I have a free account, and I didn't need these extra features so far.
If you don't want to create an account, you don't have to. You can still search and use the Code Editor. However, you won't be able to save your pens to revisit them later. So, if you only want to test a couple of things, you can do that without an account.
One of the main advantages of CodePen is the ability to see everything on a single screen. Not having to skim through browser tabs or file tabs makes my coding faster and easier. In addition, it gives a real-time preview, which cuts the time of reloading pages every time we need to see the outcome of the code changes.
CodePen is a code editing tool where we can use pre-made preprocessors, libraries, and frameworks, making our life easier. We can do that in just a few clicks and set up a pen with whatever language we want to use. How great is this?
If you need to find examples of something previously done, you will probably find them! Animations, elements, full pages, you name it. CodePen has it!
CodePen was a tremendous help for my dissertation project, where I had to create a whole new front-end for an existing project. I use it every time I want to learn something new like React and Animations or test a library/framework/component in isolation.
When using CodePen, I'm not worried about existing code. It gives me the freedom to create UI components at ease and apply them to the project's code, risk-free.
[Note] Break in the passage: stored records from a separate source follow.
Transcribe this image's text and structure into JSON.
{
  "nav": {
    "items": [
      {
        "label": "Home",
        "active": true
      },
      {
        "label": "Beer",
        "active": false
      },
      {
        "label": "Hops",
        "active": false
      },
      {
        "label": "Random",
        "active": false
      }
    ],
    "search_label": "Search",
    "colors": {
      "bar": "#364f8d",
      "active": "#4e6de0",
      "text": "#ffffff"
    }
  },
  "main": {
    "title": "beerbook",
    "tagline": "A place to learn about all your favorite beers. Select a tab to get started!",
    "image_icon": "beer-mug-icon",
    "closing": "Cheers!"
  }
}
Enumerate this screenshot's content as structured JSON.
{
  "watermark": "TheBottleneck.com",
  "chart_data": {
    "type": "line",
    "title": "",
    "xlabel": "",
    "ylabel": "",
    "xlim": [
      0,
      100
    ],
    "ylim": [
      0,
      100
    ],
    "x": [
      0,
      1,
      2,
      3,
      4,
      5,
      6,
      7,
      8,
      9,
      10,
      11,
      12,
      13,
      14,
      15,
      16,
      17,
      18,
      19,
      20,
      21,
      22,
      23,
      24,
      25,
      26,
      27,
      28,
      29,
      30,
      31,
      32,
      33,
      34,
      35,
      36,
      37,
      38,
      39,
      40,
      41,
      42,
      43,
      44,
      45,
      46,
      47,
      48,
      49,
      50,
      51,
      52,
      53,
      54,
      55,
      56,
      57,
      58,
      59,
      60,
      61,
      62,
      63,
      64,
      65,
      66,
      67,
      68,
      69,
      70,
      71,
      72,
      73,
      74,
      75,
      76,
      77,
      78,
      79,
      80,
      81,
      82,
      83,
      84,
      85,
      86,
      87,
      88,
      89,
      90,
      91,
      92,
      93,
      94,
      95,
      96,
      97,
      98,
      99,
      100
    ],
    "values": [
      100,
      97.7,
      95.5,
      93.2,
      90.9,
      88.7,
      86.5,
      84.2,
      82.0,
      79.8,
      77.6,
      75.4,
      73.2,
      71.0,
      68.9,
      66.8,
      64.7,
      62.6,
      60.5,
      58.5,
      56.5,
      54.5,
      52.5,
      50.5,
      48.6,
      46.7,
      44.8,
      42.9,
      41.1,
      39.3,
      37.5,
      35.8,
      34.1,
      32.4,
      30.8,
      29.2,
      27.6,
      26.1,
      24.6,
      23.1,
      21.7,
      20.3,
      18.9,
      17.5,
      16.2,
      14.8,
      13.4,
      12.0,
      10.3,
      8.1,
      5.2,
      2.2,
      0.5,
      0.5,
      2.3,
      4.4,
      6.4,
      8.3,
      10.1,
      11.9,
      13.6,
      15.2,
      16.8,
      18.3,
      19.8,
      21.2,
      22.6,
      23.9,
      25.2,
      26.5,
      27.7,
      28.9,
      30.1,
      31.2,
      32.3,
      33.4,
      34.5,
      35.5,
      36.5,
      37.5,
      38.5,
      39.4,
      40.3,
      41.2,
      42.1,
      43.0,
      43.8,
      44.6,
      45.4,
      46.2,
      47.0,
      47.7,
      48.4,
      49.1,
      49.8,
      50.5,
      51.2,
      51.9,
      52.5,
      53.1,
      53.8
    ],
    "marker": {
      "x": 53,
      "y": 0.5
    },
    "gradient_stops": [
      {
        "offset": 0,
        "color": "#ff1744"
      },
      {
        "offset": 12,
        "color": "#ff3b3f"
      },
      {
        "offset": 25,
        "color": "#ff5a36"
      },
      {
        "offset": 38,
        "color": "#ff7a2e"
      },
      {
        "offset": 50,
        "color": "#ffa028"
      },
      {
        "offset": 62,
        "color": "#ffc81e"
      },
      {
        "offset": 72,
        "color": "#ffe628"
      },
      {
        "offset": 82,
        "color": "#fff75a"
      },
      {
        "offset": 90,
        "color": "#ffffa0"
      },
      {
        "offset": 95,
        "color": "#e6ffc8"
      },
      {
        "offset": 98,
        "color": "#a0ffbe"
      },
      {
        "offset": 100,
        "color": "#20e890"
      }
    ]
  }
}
As a software developer at Imaginary Cloud, I feel this is one of those tools that can truly accelerate your development as a coder. Try it out!